Following the aggressive marketing done by Extra about their product and the many questions I got from readers, I created this post to tackle the question “Is the Extra card any good for building credit?”.
In general, I don’t have a positive feeling about building credit with Extra. Here’s some in depth reasoning to that.
What is the Extra card
The Extra debit card works like any debit card. You swipe the card and the money is extracted from your bank account. Extra does not have their own bank account. Rather, the card is linked to your original bank account and Extra takes the money from there, for every purchase you make, as soon as you swipe.
If you have no funds in your bank account, the transaction will not go through.
Does Extra have any fees?
Yes, the Extra card has a fee and that’s precisely the problem. Extra has a monthly fee of $20 a month. That comes to a grand total of $240 a year!
But let’s say you already made peace with the $240 fee. Will the $20-a-month-card help you build credit?
Does the Extra card help build credit?
Extra boasts about being the first ones with a debit card that helps build credit. Whether the first part of that sentence may or may not be true and honestly, who cares, the part about it helping to build credit… I have what to say about that.
Even though you already made peace with the $20 a month now, are you going to keep paying $20 per month for the card, every month for the rest of your life? Most probably not (I can’t imagine someone sitting at their grandson’s wedding and still having a $20 a month debit card that they opened when they were 18 years old….).
So once you’re fed up with the $20, you’re going to cancel the card and close the account.
Since the Extra card is your only tradeline, or likely your first tradeline, closing the card is BAD for your credit. That’s just how it is; closing your first tradeline has a big negative impact on your score, and so does closing your one and only tradeline.
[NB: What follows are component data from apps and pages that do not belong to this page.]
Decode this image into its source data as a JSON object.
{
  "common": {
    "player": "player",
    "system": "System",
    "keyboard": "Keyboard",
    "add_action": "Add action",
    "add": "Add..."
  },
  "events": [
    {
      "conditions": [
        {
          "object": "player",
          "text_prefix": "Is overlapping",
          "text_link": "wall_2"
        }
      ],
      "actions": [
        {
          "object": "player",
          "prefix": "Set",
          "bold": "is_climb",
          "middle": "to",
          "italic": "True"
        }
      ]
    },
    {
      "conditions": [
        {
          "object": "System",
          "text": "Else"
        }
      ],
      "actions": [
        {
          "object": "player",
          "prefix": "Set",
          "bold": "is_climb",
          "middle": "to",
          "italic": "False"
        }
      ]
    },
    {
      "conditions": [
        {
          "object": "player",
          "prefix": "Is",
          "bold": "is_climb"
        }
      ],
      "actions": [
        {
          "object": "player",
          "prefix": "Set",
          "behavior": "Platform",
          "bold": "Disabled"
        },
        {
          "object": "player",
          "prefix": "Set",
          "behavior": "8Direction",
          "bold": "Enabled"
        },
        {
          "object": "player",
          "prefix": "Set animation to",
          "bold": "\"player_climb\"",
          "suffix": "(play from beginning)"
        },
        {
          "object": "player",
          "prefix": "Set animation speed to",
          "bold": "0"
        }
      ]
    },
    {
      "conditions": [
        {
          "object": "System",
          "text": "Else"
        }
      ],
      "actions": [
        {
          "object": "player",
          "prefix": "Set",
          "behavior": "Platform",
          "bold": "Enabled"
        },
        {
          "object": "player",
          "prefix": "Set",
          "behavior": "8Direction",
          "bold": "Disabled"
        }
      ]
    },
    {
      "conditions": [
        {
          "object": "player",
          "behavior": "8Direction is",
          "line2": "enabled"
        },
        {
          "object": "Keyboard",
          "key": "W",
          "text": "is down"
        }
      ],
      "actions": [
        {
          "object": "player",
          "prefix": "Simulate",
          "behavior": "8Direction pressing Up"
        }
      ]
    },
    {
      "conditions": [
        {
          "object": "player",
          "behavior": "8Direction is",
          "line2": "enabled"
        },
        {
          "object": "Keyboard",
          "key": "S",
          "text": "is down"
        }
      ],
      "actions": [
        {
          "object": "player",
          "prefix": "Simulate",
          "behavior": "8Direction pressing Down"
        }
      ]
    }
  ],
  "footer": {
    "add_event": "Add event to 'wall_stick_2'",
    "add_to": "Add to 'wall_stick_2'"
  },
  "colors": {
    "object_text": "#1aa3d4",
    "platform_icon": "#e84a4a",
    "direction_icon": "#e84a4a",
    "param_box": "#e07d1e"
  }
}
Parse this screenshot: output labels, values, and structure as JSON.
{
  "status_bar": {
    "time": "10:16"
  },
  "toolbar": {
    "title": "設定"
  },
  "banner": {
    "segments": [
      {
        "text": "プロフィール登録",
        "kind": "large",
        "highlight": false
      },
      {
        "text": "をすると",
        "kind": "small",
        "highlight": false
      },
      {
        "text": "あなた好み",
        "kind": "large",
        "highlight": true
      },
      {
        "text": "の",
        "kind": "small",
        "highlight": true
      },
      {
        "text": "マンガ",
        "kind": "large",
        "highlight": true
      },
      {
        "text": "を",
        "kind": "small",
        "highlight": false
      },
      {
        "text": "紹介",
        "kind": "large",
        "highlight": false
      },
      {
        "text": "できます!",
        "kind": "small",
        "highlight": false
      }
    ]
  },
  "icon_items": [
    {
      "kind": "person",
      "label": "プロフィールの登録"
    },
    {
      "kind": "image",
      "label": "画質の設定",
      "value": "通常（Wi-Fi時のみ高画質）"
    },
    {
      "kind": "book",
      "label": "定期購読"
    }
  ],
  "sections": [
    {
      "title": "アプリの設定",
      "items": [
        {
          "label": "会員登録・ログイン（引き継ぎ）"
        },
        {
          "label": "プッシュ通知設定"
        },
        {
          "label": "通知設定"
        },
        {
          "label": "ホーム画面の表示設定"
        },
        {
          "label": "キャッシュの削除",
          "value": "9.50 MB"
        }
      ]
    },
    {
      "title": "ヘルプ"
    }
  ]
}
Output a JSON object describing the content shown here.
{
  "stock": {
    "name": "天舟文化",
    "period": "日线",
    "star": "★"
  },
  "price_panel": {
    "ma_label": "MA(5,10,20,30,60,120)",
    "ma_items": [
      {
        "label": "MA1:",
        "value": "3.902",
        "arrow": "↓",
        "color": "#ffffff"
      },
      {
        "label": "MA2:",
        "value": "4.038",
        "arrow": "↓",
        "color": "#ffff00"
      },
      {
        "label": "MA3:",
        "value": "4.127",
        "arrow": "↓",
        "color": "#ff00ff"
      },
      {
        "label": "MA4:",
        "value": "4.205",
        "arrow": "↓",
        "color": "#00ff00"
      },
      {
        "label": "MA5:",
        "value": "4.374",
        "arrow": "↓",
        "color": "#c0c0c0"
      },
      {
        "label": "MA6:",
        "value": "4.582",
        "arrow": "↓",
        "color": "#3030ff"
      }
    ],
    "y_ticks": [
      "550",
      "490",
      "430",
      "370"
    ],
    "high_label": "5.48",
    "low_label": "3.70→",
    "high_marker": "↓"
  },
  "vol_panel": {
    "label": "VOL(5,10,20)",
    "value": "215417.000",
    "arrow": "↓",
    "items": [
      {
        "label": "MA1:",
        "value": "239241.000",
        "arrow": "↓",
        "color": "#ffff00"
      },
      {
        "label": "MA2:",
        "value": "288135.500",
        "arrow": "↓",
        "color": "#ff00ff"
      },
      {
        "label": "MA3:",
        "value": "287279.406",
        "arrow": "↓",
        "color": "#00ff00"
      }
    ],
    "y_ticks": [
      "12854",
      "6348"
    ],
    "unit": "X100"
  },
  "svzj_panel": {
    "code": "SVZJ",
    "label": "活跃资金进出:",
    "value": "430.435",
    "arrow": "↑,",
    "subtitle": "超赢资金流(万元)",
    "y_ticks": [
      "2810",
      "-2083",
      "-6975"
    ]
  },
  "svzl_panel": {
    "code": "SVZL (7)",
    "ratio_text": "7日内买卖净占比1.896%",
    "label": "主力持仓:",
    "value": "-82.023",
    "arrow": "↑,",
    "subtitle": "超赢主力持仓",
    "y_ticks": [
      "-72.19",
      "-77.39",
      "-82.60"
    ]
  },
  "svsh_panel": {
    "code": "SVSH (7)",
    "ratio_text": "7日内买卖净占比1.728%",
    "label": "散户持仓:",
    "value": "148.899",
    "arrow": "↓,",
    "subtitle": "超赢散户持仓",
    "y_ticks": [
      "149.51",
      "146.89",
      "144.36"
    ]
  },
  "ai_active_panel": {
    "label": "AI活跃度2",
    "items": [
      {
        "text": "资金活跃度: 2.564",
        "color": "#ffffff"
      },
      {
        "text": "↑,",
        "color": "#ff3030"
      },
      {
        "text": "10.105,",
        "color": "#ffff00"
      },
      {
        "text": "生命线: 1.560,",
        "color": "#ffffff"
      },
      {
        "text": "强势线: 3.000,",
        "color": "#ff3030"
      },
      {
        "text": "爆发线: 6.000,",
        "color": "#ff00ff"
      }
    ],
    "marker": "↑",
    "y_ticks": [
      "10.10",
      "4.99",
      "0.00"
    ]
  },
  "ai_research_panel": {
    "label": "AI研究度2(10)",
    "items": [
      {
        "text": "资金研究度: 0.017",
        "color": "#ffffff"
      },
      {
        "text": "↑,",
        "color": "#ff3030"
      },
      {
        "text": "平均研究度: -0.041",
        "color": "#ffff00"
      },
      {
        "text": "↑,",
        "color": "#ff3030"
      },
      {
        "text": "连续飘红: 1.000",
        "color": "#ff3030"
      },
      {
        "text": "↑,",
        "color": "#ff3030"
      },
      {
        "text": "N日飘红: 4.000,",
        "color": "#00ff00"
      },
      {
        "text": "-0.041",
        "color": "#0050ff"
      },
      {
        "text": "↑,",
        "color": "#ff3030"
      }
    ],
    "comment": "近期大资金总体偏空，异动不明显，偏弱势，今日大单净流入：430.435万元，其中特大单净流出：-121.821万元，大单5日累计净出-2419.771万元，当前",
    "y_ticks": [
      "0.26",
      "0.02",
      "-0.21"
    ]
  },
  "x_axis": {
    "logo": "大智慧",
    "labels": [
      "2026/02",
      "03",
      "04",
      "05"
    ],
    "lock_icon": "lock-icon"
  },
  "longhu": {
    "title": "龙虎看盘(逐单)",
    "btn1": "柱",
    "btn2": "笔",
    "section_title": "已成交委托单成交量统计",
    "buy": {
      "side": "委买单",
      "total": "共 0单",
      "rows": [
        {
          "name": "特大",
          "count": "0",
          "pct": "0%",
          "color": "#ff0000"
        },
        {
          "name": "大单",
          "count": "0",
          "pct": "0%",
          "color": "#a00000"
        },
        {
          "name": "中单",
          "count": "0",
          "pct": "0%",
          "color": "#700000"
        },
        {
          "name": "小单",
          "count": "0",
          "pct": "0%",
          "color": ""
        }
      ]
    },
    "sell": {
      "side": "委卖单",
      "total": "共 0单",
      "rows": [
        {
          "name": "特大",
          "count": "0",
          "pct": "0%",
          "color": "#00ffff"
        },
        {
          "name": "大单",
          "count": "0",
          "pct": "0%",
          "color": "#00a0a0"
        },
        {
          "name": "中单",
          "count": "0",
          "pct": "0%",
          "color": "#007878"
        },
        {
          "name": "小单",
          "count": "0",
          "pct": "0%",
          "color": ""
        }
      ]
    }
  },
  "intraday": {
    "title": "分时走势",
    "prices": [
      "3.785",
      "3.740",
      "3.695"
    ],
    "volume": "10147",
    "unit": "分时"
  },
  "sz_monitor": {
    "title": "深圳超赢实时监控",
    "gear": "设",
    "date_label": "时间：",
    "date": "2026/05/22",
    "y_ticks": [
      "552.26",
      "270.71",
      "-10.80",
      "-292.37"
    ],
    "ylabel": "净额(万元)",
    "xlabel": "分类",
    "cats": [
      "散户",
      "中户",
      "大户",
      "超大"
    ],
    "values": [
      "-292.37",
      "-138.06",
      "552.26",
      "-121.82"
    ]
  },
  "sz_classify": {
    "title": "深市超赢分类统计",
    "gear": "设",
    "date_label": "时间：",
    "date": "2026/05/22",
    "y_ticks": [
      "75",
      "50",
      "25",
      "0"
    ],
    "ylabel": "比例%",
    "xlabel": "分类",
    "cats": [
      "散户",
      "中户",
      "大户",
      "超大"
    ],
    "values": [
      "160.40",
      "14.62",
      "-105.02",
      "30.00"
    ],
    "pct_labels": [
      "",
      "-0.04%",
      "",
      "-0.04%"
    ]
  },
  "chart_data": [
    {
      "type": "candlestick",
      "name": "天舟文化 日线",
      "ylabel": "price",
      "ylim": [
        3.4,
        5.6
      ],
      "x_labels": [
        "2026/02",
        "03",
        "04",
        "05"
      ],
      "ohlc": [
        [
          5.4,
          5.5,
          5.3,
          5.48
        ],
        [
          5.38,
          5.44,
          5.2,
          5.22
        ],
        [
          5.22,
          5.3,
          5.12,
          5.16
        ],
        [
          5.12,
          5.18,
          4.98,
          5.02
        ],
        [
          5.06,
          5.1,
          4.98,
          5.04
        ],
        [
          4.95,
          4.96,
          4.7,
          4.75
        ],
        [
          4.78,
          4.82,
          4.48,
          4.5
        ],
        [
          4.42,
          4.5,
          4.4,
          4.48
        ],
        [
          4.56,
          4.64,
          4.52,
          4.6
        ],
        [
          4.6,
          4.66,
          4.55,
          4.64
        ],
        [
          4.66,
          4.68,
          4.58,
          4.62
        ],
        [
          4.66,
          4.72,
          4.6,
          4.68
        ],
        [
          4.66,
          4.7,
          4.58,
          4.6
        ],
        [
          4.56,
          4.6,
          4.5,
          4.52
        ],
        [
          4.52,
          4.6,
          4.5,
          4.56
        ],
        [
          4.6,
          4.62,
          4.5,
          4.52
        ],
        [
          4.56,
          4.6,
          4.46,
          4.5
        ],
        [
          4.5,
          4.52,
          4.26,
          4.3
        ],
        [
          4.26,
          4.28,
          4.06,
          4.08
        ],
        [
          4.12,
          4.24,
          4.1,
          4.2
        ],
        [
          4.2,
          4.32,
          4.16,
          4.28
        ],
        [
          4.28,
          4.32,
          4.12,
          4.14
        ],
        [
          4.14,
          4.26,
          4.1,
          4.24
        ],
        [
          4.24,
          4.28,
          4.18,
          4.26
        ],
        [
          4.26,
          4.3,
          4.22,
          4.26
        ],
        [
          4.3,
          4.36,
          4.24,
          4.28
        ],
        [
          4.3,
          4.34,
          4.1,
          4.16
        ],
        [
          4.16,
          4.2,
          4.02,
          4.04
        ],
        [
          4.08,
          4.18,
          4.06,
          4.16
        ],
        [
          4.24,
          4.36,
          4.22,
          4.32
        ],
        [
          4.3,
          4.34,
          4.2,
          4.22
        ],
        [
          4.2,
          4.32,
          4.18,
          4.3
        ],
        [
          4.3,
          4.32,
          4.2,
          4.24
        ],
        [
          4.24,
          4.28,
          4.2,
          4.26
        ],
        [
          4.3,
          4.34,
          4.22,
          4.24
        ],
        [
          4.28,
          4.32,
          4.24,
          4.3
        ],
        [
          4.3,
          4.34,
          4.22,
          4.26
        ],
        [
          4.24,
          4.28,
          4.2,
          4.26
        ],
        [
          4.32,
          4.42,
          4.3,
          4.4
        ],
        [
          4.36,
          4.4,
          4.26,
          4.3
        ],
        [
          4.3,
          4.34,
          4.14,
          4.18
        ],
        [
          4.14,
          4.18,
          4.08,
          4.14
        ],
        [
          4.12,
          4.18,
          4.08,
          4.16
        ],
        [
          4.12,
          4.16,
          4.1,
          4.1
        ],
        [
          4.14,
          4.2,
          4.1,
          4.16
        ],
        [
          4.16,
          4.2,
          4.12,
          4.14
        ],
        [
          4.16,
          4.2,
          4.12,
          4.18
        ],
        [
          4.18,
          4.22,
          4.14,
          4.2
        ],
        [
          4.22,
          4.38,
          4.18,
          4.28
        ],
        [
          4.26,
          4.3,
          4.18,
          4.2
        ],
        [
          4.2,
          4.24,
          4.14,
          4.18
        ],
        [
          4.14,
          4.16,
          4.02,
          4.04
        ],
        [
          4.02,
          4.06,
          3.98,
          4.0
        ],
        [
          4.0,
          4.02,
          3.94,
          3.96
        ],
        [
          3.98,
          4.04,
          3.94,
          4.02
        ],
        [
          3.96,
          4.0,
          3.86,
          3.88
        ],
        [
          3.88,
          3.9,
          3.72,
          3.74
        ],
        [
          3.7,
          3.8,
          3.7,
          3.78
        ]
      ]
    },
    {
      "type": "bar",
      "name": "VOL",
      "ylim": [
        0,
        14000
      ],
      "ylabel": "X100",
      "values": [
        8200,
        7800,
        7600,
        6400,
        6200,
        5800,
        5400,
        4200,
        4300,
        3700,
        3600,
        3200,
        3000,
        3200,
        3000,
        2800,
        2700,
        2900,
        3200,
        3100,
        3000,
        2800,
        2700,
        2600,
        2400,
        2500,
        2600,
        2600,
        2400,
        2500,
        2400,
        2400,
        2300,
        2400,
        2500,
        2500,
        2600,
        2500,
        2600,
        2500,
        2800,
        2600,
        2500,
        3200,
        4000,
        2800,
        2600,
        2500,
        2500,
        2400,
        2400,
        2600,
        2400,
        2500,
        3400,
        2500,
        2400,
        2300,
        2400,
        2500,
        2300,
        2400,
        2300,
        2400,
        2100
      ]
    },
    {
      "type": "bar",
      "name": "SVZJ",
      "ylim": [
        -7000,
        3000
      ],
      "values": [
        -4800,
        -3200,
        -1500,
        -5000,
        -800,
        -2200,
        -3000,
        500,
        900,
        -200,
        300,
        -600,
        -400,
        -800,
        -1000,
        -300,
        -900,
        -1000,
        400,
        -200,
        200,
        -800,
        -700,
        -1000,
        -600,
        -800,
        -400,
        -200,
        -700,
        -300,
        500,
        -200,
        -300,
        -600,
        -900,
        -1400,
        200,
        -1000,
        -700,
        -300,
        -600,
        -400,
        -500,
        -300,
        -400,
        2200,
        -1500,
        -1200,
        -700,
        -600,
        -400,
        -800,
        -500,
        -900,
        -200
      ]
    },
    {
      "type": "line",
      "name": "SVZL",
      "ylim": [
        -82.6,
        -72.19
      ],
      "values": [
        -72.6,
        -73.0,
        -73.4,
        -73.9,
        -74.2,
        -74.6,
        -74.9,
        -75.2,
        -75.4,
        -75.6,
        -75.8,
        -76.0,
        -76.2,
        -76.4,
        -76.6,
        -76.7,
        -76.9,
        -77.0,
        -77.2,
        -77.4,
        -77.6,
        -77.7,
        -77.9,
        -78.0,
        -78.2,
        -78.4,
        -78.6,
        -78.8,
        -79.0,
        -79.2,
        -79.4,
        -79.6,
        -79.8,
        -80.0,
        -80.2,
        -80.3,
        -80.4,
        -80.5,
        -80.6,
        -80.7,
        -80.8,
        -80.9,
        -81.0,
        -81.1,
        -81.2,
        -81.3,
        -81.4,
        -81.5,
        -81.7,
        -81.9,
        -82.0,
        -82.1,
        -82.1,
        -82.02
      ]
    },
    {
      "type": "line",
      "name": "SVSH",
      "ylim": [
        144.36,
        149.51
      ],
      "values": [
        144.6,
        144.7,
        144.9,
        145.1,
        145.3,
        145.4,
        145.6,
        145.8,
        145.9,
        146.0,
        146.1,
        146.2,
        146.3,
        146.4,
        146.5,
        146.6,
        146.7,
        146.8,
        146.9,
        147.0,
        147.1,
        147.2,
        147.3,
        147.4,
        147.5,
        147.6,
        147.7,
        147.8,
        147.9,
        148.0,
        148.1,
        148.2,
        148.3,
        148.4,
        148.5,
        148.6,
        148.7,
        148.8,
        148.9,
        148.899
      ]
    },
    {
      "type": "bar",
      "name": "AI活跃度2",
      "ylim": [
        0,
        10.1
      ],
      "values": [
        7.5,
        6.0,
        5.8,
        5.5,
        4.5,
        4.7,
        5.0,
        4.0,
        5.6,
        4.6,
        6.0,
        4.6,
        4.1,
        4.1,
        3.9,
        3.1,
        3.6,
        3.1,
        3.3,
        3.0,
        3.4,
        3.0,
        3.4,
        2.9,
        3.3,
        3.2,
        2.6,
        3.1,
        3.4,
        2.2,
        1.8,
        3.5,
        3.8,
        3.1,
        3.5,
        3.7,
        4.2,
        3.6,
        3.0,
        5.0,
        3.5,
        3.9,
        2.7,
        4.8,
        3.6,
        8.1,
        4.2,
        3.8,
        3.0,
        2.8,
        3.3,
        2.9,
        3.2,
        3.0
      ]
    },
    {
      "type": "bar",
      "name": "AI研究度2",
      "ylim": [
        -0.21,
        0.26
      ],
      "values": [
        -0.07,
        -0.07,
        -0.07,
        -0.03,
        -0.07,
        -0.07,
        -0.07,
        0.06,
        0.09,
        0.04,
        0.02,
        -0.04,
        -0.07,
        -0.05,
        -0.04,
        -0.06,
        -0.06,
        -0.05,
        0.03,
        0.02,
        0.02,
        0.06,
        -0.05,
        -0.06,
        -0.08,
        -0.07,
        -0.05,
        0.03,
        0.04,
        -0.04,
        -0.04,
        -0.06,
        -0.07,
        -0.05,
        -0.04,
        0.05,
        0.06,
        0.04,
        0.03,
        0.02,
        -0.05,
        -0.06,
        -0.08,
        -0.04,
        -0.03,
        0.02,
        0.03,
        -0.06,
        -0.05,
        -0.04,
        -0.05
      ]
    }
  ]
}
So whatever credit it did help you build, it’ll go down the drain as soon as you want to stop paying the monthly fee and you close the card.
That is the reason I recommend your first few cards to be no annual fee cards, so that you can keep it open forever and never have to cut your credit history short.
Extra does not report to all credit bureaus
In addition, Extra only reports to two of the three credit bureaus. They report to Experian and Equifax, but not to Transunion.
Will Extra help you build credit? If it does in any way, it will never help you build up your Transunion score.
They might go bankrupt and take your credit along
Being that Extra is a newcomer on the block, in my opinion, they are not established enough for you to rely on them for credit. If they end up closing down and no one takes over their portfolio then your account will be shut down, you will be losing your oldest tradeline, and your credit score will be affected (possibly) severely.
To sum up Extra
While Extra has the dynamics of a debit card, being that the funds are extracted from your account as soon as you swipe the card, you do get rewards on purchases like some sort of a credit card. And Extra may help you build credit if you use the card well.
But Extra will not help you build credit with Transunion. And since the card has a monthly fee, you may wind up closing the card down the line and that’ll take your credit down the dumps.
Are there alternatives to Extra?
I researched other products out there to see if there are any alternatives to Extra; debit cards that help for your credit. These are some possible alternative options I came up with.
Chime is an app-based bank account. You get the Chime Credit Builder debit card and link it to the Chime account. You use the Chime debit card by transferring money from your Chime bank account onto your debit card.
Chime reports payments to all three credit bureaus so that may lead you to believe the card helps you build credit. It does, but here’s a catch.
In order to open a Chime debit card, you must first receive a $200 direct deposit to your Chime bank account. And to keep the debit card open, you must receive a minimum of a $200 direct deposit to your bank account every year thereafter.
If those direct deposits ever stop, your card is shut. And your credit is killed. Oh, and the card does not earn rewards.
Sequin is yet another debit card that claims to help you build credit. It works similarly to Extra, being that the card connects to your existing bank account and draws funds from the account as you make purchases. In order to be eligible for the card, you must give a security deposit at the time of applying. That deposit amount becomes your credit limit.
Sequin reports only to Experian of the three credit bureaus, which is a major downside. You can’t build proper credit when you’re only building credit with one credit bureau. Many lenders pull from all three bureaus, so Sequin will not help you much.
The card does not have any fees but you also don’t earn rewards.
While all of the above debit card products claim to help you build credit, I have not found any of them to be at all worthy.
As I mentioned above, the cards are either ones that you will not manage to keep open forever due to the fees, such as Extra, or they simply don’t report to all of the credit bureaus. And in my opinion, none of them are established enough for you to trust with your credit.
A much better and effective way to build credit would be through following the steps in this post.
Congratulations! You turned 18 and you decided you’re gonna do this. You’re going to start building credit like a boss! One teeny problem- you know you’re...
Thanks for the help. You make a lot of sense.